Procurement 11 January 2018

Why the Northern Powerhouse is central to UK small business growth

The Three Graces comprise the Liver Building,  the Cunard and Port Authority
Cities such as Liverpool have become akey part of the UK’s industrial strategy
Since former chancellor George Osborne first coined the Northern Powerhouse in 2015, critics have doubted the initiative’s impact in generating regional economic growth.
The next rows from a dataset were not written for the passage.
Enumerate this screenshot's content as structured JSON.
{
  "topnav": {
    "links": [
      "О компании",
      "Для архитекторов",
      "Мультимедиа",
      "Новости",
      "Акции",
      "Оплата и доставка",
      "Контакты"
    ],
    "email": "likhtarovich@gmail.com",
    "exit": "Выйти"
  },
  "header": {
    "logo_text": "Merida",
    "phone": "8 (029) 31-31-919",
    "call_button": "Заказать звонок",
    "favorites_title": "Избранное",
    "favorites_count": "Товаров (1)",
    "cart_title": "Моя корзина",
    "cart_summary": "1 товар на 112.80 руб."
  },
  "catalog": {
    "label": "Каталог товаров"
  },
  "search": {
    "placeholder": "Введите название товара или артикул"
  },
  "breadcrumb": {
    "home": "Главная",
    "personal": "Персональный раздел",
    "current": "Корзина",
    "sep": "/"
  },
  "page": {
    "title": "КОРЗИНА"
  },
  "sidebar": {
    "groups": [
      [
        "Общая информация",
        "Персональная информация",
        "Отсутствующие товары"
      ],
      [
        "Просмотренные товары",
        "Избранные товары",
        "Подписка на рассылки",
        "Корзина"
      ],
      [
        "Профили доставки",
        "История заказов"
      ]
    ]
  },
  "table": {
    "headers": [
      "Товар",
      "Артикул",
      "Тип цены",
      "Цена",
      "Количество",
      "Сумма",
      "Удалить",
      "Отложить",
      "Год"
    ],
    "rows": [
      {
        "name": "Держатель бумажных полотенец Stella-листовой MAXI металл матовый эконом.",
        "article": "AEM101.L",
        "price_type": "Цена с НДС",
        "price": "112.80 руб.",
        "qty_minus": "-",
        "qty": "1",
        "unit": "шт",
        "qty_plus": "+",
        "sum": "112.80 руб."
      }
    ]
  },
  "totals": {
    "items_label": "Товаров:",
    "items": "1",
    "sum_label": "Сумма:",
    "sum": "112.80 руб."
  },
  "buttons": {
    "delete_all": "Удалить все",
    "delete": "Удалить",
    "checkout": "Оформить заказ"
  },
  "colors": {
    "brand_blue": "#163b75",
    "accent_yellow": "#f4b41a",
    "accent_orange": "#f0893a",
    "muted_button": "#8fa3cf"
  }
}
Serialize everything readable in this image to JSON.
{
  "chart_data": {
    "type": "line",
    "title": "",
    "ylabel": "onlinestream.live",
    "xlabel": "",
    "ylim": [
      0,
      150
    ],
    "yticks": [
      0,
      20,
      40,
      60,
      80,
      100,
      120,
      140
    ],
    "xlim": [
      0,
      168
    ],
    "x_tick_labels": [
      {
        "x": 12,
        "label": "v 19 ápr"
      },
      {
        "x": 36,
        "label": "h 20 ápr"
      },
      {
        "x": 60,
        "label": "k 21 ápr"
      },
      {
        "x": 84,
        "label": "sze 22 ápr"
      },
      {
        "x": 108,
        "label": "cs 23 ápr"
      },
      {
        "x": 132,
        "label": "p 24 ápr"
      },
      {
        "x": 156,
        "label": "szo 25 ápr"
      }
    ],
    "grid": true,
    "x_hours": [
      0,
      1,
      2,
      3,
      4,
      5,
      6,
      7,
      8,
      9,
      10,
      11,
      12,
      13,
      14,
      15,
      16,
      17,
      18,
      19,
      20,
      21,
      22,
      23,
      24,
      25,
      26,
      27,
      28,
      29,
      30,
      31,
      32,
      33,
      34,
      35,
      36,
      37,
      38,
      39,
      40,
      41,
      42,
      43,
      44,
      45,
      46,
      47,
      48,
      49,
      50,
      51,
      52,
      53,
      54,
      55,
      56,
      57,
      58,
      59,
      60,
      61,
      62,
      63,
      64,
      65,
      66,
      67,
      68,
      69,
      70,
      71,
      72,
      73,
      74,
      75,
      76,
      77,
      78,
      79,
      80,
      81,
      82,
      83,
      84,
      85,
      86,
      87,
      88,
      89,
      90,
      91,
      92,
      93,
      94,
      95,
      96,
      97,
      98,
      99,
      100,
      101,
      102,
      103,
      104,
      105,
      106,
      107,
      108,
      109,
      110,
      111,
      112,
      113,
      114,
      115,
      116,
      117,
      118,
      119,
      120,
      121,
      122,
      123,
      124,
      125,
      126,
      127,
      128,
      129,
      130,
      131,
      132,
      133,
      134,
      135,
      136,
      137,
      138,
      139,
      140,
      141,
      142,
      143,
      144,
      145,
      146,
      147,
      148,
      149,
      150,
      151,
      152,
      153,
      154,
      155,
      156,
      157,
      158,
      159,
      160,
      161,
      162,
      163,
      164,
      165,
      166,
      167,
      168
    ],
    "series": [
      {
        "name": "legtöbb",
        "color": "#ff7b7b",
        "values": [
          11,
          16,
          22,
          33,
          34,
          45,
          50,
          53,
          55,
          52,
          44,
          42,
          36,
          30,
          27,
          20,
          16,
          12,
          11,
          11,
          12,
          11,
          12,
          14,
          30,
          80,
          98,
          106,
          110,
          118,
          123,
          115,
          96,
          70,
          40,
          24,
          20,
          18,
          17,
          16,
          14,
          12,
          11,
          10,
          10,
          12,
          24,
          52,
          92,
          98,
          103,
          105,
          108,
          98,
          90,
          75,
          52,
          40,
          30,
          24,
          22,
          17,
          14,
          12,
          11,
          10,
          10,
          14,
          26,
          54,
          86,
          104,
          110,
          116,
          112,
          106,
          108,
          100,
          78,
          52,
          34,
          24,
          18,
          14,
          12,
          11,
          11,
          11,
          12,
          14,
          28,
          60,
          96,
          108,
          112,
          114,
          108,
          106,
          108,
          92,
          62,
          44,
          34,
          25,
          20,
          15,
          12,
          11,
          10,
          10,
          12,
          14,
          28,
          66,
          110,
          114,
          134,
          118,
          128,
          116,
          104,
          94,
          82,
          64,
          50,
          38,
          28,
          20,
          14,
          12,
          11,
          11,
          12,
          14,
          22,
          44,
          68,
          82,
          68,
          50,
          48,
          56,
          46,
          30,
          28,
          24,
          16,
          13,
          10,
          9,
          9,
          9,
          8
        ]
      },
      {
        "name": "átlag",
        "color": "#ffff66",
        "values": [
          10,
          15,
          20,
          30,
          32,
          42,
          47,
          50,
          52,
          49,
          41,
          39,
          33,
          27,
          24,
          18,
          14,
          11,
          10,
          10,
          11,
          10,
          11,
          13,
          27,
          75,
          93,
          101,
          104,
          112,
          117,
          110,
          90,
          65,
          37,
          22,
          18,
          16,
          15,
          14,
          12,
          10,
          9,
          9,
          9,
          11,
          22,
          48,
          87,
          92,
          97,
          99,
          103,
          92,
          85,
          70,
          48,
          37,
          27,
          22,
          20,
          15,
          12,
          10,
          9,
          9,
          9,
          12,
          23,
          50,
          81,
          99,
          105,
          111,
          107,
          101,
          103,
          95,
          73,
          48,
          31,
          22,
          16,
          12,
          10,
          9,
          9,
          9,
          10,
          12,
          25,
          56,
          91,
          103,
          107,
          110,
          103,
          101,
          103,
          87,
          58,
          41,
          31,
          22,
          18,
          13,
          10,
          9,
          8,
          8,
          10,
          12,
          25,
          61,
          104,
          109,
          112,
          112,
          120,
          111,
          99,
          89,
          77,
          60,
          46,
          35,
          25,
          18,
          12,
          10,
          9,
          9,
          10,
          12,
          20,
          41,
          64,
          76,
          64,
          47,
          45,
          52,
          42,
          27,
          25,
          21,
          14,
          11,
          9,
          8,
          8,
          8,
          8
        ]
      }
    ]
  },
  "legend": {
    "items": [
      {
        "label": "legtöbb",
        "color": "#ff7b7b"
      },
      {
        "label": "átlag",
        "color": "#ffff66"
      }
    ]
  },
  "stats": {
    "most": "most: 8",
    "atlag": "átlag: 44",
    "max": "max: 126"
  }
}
Here, Mark Sismey-Durrant, CEO at Hampshire Trust Bank, offers his assessment of the concept’s importance.

The Northern Powerhouse was established as a feature of government strategy to increase the impact and contribution of the North of England to the UK economy, helping increase opportunities for both local residents and businesses.

The Northern Powerhouse concept is based on existing models that have been implemented in the regions of Randstad, The Netherlands, and Yangtze, China, and three years since its inception businesses are clearly striving to make it a success.

Our annual SME Growth Watch Report found small enterprises in Leeds and Greater Manchester are demonstrating strong levels of growth, which is forecast to outpace other cities in the UK.

Our predictions, developed in partnership with the Centre for Economics and Business Research (CEBR) found smaller firms in these cities are expected to contribute 26 per cent growth to the economy by 2025.

This trend highlights the scale of opportunities available to smaller businesses based in the region and, with small businesses considered as the engine room of the UK economy, we bankers need to be supporting this drive and ambition to ensure these economic goals are met.

The announcement of the Transforming Cities Fund also demonstrates the level of government support for the region, which is key to maintaining the momentum of the growth in the Northern Powerhouse.

Government infrastructure investment means that the many local small business owners relying on their vehicles to deliver goods and services will be able to travel more efficiently and even expand operations.



HS2 promises to enable regional economies to close the gap on London

The high speed rail network has promised regional businesses the infrastructure links required to mount a challenge on London’s economy.


Improved links across the North will help businesses achieve their growth goals and should further encourage more top talent to look at opportunities outside of London.

As for the rest of the country, businesses and regional bodies say improved connectivity, both to and within the North, will drive productivity growth across much of the UK and help close the gap between the best and worst performing regions.

Yet, while the concept of the Northern Powerhouse is well established, recent reports have shown cities outside of the region, such as Cambridge, Oxford and Milton Keynes, will have the fastest growing economies of all Britain’s cities in 2018.

Therefore, to make the Northern Powerhouse a true success and viable in the future, the government needs to ensure they remain focused on supporting and delivering the initiatives that are planned in the region.


Business Law & Compliance